• Problem statement: Look for "logo" in every line of the listing. Copy the lines that have it.

• Exercise inputs:
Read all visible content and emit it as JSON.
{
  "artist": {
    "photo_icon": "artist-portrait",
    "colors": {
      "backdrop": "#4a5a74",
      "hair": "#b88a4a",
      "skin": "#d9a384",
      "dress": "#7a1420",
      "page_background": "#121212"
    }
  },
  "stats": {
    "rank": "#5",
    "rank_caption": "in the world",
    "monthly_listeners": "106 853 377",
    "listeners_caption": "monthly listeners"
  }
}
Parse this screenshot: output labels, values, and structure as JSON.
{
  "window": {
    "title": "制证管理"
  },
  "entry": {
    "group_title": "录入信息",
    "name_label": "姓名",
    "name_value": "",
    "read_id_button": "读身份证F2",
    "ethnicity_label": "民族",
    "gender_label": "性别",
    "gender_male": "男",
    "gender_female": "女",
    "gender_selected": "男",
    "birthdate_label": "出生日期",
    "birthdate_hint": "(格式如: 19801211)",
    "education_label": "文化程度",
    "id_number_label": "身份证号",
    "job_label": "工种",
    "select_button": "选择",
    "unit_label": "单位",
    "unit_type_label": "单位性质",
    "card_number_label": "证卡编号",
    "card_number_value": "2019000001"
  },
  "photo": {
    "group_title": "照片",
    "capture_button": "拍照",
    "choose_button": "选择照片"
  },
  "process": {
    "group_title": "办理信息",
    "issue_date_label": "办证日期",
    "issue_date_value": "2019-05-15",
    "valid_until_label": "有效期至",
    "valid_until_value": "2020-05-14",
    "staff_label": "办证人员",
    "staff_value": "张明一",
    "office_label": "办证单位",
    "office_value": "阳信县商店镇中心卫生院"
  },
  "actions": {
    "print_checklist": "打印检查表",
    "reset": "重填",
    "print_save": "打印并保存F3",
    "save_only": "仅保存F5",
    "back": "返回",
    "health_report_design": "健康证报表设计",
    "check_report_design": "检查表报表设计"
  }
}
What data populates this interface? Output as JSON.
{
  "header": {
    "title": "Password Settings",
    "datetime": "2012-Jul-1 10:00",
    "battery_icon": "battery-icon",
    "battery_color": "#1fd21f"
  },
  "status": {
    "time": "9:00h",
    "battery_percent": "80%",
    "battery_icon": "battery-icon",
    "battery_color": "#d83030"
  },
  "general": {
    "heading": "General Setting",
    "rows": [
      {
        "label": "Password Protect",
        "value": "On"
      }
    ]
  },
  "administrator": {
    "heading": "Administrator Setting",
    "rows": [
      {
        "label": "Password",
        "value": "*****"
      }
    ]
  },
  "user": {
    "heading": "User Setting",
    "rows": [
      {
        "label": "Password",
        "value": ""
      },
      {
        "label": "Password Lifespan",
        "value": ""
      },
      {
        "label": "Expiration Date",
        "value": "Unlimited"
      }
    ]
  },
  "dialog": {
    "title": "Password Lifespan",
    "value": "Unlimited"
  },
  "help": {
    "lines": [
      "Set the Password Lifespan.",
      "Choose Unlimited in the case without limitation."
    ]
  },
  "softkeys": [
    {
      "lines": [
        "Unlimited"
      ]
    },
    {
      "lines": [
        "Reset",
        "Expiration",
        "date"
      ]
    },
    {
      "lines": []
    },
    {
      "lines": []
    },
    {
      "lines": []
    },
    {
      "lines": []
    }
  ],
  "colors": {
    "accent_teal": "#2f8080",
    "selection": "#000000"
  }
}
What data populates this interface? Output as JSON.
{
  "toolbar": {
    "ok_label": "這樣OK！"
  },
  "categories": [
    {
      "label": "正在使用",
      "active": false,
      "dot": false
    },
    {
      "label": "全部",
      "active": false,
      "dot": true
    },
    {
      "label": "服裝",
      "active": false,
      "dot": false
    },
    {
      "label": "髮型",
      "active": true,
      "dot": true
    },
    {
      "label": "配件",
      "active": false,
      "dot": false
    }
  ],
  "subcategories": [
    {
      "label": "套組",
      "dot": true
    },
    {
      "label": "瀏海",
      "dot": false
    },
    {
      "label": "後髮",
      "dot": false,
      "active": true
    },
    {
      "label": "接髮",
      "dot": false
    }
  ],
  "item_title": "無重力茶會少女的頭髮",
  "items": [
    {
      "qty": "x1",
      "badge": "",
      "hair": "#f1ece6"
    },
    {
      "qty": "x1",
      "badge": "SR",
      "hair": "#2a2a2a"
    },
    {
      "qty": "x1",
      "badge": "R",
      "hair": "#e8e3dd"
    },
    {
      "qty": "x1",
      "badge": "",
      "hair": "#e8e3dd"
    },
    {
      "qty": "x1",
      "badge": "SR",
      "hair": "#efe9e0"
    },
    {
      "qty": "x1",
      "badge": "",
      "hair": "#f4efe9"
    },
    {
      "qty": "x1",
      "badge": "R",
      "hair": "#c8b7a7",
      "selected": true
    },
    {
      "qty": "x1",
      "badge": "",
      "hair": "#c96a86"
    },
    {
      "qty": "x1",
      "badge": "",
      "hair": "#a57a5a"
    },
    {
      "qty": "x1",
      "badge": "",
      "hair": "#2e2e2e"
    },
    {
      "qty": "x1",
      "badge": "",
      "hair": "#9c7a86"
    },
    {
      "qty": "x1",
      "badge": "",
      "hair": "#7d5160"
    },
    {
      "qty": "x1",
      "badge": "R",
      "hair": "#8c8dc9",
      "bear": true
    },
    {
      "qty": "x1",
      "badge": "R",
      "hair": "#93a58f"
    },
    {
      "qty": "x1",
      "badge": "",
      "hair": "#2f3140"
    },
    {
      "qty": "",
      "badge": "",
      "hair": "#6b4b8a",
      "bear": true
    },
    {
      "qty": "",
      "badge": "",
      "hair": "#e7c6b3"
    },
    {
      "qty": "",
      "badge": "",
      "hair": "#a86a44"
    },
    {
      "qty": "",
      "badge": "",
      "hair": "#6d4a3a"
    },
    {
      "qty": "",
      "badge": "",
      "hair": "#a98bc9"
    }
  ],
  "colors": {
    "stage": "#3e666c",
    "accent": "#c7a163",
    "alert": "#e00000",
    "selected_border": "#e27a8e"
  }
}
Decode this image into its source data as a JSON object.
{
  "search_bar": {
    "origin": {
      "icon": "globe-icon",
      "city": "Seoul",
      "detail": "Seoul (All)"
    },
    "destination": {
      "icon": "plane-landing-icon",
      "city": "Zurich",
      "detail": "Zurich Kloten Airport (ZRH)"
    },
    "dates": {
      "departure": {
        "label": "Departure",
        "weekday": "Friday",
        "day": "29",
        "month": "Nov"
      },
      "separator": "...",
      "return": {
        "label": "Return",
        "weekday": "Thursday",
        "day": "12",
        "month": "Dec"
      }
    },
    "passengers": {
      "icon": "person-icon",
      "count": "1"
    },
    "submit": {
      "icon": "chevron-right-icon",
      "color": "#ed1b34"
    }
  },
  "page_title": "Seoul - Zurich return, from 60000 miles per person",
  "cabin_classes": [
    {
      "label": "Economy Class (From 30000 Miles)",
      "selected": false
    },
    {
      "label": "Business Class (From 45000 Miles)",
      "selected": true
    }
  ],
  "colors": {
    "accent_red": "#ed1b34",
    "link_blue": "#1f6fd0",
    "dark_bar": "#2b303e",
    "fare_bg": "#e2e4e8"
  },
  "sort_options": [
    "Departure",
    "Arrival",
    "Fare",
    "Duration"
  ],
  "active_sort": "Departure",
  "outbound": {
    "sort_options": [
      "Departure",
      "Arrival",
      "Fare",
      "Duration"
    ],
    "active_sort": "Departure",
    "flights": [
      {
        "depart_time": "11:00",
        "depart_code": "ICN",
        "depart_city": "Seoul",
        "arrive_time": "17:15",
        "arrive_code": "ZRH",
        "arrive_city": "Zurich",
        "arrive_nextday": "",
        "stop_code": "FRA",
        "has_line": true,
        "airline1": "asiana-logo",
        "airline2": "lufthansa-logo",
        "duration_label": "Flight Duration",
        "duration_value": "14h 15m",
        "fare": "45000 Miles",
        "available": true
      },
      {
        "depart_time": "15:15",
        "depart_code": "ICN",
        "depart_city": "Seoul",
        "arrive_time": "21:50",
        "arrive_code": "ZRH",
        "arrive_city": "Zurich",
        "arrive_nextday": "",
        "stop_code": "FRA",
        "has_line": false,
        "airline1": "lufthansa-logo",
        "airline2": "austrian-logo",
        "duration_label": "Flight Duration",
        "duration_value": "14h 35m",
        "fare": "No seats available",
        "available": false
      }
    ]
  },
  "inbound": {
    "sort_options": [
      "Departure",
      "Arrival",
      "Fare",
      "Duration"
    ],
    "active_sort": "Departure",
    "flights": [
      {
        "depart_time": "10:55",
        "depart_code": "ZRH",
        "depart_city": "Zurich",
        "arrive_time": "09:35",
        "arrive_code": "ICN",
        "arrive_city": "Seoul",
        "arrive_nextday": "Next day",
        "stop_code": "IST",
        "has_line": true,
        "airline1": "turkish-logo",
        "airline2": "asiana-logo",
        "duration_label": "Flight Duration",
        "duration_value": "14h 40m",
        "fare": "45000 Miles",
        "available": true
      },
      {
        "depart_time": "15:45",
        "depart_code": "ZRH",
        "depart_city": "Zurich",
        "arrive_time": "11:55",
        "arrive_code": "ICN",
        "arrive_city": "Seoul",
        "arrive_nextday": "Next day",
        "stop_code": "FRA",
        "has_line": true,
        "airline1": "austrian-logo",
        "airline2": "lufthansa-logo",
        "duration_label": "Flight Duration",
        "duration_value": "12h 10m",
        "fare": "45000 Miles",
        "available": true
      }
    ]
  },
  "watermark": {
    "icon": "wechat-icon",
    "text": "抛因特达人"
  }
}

• Result of this task:
        "airline1": "asiana-logo",
        "airline2": "lufthansa-logo",
        "airline1": "lufthansa-logo",
        "airline2": "austrian-logo",
        "airline1": "turkish-logo",
        "airline2": "asiana-logo",
        "airline1": "austrian-logo",
        "airline2": "lufthansa-logo",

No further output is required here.